Instruct bathers to exit the pool. Close the pool until all steps in this guideline are completed.
Step 2 - Evaluation.
Determine (if possible) who contaminated the pool.
a) Go to Step 3 if all of these conditions are met:
The stool or vomitus is intact, easily picked up, and illness is not suspected.
b) Go to Step 4 if one or more of these conditions is met:
The stool is loose, the stool or vomitus is not easily picked up, or illness is suspected.
Step 3 – Removal and Disinfection Procedures for Conditions Listed in Step 2a.
a) Remove as much of the feces or vomitus as possible. Use of leaf catchers or leaf rakes is helpful.
b) Vacuum the remaining visible material.
c) Small material that is floating on the surface and cannot be removed by use of leaf catchers or leaf rakes should be pushed toward the
overflow or skimmers until all visible material is removed.
d) Spot disinfect the area of contamination with a small quantity of available disinfectant.
∗ Add one ounce of calcium hypochlorite (or 4 to 5 ounces of sodium hypochlorite) which has been mixed in a small bucket of water to
the affected area.
∗ Brush the walls and bottom of the pool in the contaminated area.
e) Wait approximately 30 minutes to ensure chlorine levels and pH levels meet the requirements outlined in the water recreation facility
regulations, especially in the area where chemicals have been added.
f) Backwash the filter. (Pool operators with vacuum DE [diatomaceous earth] filters may use the Vacuum DE Filter Option on the reverse
g) Reopen the pool.
Step 4 – Removal and Disinfection Procedures for Conditions Listed in Step 2b.
a) Follow all the measures outlined in Steps 3 a, b, and c above.
b) Swimming pools; raise the chlorine to a minimum maintained free chlorine residual of 5 PPM and let the water recirculate for a minimum
of 24 hours. (Refer to the High Chlorine Dosage Worksheet on the reverse page if the pool cannot be closed for 24 hours.) Spas and
wading pools; it is recommended that spas (and small wading pools) be drained, the sides and bottom brushed with 100 PPM chlorine,
refilled and balanced.
c) Backwash the filter.
d) Reopen the pool.
Step 5 – Recordkeeping.
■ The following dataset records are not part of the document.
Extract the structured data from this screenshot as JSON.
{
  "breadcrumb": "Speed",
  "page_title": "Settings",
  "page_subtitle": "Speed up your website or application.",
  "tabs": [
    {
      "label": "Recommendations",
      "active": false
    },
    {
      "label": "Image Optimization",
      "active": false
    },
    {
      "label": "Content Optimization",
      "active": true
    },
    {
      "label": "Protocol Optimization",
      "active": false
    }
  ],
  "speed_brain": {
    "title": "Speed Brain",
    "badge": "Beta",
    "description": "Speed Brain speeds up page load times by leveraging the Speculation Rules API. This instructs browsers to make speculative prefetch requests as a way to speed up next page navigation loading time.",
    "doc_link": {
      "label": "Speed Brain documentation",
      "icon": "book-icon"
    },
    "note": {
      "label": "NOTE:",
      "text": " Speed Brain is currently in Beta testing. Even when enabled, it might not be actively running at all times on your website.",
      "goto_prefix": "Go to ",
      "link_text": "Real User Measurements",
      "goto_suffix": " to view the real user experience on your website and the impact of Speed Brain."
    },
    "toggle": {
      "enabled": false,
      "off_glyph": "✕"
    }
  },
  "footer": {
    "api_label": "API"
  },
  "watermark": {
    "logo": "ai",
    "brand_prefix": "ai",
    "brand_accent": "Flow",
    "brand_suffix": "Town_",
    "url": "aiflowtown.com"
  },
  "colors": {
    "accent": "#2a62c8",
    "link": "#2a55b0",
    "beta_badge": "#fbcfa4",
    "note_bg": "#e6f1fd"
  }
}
When incidents of contamination occur document what you did to correct the situation. Maintain this record with your daily operating records.
An Incident Report section is provided on the reverse side of this guide.
If an incident occurs resulting in minor cuts and scrapes to a bather, verify that at the time of the incident the pool’s disinfection levels meet the
requirements outlined in the water recreation facility regulations.
If there is a serious injury resulting in significant blood loss in the pool, follow the procedures outlined in Steps 1, 3 d, e, and g, and 5.
Note: For incidents resulting in feces, vomitus, blood or other bodily fluids on the pool deck or in the locker rooms, refer to Washington
State Department of Labor and Industries for proper bloodborne pathogens precautions and procedures.
Environmental Health Division
1101 W. College, Ste. 402
Spokane WA, 99201
B&W/Water Rec/contam guidelines &dosage worksheet
Always working for a safer and healthier community
Environmental Health Directors Guidance Document L.E. 99 –02